### PROBLEM TO WORK ON
From the entries that follow, copy each line containing the word "content".

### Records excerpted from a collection
..............................

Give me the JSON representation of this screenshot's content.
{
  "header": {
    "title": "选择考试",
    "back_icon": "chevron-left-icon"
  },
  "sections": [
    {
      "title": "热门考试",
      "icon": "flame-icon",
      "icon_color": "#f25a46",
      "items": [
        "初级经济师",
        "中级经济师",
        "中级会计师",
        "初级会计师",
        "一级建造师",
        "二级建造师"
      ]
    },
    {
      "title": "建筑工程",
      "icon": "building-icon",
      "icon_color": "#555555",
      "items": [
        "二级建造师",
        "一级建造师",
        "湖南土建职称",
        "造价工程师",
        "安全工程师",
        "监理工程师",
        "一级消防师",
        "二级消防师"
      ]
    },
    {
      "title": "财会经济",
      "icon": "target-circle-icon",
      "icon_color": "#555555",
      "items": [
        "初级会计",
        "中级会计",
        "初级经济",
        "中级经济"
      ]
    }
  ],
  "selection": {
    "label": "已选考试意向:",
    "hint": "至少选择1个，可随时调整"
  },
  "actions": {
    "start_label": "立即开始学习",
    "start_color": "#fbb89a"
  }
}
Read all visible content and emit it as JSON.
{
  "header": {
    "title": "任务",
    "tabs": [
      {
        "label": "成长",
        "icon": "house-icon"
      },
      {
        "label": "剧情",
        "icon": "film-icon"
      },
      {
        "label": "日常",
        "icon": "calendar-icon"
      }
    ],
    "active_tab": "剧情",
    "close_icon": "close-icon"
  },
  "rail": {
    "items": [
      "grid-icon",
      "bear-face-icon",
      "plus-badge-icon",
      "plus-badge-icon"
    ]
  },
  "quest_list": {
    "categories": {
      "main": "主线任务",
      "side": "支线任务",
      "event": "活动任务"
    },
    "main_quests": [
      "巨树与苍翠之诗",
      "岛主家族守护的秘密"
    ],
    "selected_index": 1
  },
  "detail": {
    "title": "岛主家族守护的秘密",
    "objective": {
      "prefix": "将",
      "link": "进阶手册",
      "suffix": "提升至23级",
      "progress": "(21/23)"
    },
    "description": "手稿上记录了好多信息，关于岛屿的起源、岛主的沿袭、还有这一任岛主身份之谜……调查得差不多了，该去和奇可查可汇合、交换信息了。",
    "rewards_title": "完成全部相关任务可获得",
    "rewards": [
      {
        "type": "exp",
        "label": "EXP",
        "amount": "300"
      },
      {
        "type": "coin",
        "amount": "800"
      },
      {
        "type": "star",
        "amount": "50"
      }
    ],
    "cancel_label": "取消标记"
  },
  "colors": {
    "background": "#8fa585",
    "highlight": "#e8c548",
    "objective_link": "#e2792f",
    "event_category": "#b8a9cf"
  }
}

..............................

### RESPONSE
Give me the JSON representation of this screenshot's content.
Read all visible content and emit it as JSON.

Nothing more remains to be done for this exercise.